• Try it: Retrieve each line that contains the word "quantuvos" from the entries below.

-------

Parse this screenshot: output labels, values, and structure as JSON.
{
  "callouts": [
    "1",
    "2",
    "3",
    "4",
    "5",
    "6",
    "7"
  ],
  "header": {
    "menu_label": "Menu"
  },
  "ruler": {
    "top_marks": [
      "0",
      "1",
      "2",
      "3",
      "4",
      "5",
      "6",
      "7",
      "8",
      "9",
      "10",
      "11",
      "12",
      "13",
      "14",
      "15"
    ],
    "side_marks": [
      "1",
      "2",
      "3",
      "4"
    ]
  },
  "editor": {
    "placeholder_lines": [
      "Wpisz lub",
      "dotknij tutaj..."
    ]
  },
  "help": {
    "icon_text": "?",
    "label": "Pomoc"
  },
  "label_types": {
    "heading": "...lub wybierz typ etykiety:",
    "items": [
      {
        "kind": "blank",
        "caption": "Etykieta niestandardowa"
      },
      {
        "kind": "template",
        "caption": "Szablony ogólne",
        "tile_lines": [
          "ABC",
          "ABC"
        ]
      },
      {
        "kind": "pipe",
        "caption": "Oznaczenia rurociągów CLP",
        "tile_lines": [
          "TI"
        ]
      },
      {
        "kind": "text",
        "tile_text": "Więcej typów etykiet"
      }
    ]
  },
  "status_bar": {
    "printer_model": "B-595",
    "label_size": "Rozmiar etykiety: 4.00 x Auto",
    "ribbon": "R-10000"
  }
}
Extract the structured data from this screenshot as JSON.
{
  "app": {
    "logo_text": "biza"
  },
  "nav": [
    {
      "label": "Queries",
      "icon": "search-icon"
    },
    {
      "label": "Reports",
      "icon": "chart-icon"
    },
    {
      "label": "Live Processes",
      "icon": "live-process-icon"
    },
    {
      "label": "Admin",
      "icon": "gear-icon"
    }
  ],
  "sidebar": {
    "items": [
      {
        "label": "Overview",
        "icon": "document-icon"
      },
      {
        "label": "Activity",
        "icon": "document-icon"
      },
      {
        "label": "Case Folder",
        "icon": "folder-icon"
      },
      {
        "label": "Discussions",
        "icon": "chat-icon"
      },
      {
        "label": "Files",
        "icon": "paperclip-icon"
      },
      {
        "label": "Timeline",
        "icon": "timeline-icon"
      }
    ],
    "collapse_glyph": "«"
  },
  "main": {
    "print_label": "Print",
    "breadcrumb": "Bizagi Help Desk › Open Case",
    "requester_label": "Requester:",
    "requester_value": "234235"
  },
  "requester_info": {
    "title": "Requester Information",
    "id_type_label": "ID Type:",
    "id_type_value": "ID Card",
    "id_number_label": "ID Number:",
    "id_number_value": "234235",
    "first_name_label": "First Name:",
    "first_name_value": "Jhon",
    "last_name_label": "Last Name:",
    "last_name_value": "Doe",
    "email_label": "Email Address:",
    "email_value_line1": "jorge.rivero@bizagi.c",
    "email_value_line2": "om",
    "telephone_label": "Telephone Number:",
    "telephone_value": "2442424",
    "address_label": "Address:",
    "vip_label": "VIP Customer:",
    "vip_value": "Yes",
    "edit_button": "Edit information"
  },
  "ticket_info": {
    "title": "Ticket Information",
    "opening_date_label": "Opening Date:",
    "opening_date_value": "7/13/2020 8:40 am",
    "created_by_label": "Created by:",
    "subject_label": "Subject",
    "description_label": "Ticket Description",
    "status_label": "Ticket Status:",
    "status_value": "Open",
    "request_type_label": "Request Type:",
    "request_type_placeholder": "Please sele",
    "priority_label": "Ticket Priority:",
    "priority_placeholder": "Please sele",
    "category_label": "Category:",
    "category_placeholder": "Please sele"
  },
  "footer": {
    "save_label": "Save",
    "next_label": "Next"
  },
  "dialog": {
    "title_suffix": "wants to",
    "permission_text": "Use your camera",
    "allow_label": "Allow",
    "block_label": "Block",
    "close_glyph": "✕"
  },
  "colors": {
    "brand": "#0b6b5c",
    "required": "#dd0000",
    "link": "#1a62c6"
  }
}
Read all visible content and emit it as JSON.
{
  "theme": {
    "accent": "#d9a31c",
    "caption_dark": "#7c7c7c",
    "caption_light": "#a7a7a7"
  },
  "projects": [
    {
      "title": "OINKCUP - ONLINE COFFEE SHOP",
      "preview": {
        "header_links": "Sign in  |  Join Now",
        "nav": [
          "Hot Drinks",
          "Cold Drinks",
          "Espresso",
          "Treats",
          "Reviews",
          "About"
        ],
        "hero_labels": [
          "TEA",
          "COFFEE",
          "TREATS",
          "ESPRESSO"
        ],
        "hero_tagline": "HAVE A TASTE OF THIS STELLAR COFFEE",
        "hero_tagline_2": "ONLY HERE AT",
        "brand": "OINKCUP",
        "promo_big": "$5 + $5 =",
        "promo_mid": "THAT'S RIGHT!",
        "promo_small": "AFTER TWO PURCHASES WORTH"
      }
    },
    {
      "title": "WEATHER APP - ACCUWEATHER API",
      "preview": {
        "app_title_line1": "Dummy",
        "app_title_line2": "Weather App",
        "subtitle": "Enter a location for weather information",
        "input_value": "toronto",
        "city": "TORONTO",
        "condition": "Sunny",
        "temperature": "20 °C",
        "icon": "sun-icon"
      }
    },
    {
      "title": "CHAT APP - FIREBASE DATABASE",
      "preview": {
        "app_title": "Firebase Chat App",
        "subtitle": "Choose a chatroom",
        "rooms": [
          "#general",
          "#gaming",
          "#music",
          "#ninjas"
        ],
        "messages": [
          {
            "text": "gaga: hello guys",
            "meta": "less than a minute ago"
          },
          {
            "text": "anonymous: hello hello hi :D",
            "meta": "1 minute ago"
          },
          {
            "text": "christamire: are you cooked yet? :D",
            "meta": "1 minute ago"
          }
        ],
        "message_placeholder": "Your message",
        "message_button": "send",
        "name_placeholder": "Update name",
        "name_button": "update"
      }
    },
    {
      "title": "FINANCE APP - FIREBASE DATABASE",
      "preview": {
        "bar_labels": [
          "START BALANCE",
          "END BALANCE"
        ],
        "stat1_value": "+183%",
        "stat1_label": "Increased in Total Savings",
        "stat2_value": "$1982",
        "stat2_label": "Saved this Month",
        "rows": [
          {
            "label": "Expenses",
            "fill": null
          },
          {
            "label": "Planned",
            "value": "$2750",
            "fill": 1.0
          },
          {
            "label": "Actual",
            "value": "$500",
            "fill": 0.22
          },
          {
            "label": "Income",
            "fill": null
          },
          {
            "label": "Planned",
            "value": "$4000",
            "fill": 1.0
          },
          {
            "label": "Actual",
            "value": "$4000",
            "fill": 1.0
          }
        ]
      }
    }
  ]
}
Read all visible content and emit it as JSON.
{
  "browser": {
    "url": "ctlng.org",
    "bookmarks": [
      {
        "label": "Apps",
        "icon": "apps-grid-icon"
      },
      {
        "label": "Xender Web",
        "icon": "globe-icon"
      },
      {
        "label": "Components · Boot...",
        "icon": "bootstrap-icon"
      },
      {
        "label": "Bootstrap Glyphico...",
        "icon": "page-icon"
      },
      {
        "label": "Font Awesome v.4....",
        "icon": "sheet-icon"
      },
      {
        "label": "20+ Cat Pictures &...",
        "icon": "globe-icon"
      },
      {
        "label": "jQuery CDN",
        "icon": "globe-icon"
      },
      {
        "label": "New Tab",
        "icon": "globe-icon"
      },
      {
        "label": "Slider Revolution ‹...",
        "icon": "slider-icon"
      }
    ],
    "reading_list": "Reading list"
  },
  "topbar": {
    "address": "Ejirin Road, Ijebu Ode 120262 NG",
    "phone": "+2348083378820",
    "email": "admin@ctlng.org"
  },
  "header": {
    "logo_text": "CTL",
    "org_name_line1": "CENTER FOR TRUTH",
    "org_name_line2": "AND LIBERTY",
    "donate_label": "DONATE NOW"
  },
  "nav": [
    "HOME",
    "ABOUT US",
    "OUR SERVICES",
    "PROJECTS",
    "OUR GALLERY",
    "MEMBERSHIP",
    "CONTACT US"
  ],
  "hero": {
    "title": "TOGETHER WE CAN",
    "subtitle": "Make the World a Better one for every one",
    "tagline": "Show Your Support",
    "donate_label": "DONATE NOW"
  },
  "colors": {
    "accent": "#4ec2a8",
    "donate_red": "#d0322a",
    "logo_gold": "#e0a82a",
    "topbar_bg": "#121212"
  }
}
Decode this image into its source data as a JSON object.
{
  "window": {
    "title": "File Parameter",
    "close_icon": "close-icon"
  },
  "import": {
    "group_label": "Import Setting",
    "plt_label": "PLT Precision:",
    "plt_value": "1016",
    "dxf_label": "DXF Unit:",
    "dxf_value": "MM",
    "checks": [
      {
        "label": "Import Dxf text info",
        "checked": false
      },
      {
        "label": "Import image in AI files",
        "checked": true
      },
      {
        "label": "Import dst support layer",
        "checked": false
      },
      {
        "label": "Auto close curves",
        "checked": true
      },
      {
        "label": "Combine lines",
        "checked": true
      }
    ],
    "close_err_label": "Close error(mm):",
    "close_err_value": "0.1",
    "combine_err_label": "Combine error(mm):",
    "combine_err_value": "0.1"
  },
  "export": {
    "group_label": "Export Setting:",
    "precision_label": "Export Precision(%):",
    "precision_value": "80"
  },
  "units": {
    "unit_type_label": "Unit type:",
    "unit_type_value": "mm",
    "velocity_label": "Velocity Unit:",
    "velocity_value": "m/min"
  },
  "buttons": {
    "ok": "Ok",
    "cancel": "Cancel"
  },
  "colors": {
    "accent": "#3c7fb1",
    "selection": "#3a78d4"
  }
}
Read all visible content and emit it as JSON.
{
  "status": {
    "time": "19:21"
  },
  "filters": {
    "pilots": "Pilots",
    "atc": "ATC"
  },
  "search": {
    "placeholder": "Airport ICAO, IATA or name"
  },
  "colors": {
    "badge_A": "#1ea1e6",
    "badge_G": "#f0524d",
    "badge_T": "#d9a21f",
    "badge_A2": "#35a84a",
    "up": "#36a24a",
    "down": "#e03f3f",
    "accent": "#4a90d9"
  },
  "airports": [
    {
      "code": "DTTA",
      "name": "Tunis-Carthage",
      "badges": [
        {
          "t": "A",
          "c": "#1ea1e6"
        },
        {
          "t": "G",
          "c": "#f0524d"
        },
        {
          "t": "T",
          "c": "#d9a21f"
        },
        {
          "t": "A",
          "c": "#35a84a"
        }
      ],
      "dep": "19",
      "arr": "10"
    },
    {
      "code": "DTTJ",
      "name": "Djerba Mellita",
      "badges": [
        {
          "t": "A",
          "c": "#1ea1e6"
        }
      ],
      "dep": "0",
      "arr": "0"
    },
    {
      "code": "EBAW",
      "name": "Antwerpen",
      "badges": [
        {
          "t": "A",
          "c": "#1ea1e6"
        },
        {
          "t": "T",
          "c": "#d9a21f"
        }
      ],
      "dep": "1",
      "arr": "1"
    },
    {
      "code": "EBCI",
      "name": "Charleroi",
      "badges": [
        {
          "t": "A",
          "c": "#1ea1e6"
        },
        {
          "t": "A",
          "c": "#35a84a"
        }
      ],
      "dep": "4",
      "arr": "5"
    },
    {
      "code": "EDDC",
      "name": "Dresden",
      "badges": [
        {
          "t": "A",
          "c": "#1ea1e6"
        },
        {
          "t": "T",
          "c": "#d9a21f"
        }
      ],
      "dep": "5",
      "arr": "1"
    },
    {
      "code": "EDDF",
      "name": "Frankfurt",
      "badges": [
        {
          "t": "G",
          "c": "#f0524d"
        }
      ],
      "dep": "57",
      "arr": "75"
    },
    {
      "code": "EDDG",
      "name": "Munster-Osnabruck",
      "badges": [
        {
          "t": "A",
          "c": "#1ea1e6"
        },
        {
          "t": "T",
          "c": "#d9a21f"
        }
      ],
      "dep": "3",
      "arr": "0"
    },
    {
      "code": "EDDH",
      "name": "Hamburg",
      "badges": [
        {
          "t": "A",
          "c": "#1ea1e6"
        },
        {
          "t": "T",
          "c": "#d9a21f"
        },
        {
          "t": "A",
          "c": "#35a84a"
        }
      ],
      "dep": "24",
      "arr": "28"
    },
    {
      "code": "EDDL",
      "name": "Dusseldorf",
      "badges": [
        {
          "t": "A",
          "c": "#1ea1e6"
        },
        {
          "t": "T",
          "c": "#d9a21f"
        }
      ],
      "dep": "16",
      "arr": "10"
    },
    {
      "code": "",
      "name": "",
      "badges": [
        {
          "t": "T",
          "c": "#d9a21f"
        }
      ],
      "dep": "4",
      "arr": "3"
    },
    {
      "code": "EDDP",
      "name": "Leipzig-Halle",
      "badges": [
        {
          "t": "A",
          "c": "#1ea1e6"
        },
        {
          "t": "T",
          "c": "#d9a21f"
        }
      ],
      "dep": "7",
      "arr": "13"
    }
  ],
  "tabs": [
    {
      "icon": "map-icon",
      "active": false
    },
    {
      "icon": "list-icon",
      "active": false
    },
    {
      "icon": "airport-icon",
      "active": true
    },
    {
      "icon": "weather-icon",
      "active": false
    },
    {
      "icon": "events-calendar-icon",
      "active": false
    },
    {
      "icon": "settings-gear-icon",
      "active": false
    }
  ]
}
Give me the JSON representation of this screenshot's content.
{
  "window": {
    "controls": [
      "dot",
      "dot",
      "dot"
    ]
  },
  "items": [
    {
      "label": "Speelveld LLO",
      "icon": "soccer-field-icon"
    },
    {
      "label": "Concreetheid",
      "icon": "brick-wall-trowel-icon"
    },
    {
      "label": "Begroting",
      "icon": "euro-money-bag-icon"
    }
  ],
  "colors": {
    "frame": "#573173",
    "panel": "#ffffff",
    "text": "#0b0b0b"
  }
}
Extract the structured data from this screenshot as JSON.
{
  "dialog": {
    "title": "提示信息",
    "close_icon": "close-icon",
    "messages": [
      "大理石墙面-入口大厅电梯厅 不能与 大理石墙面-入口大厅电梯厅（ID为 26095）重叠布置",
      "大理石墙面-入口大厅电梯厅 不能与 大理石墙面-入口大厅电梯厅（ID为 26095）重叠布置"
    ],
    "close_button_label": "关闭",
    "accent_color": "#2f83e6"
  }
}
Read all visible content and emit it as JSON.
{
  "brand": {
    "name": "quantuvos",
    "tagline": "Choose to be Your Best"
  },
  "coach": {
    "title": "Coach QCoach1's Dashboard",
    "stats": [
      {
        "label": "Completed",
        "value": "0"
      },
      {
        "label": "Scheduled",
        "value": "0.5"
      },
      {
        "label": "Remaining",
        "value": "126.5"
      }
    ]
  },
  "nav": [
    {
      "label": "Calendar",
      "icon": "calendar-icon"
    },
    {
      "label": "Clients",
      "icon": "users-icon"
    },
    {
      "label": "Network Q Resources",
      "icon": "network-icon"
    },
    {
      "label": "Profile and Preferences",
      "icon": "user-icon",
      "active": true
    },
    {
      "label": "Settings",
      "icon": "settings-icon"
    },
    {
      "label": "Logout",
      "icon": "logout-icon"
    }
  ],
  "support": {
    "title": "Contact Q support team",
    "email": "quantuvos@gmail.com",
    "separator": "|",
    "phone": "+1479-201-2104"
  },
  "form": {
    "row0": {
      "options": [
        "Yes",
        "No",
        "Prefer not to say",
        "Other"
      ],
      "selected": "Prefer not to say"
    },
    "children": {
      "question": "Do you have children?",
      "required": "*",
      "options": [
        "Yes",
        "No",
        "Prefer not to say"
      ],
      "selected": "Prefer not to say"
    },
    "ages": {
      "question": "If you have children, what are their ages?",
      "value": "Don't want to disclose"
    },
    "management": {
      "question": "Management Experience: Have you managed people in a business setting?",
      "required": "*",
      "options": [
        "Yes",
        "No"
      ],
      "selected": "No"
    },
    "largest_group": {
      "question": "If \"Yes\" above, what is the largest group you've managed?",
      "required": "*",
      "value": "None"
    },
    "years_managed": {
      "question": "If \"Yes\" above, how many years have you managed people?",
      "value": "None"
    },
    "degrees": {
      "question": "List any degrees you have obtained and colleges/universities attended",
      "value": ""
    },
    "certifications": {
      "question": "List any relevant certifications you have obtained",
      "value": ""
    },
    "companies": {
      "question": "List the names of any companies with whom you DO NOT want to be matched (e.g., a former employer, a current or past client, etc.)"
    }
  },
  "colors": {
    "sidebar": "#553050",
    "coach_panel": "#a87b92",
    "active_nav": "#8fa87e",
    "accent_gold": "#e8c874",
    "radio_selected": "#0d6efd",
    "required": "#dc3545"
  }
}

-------

• Task solution:
    "name": "quantuvos",
    "email": "quantuvos@gmail.com",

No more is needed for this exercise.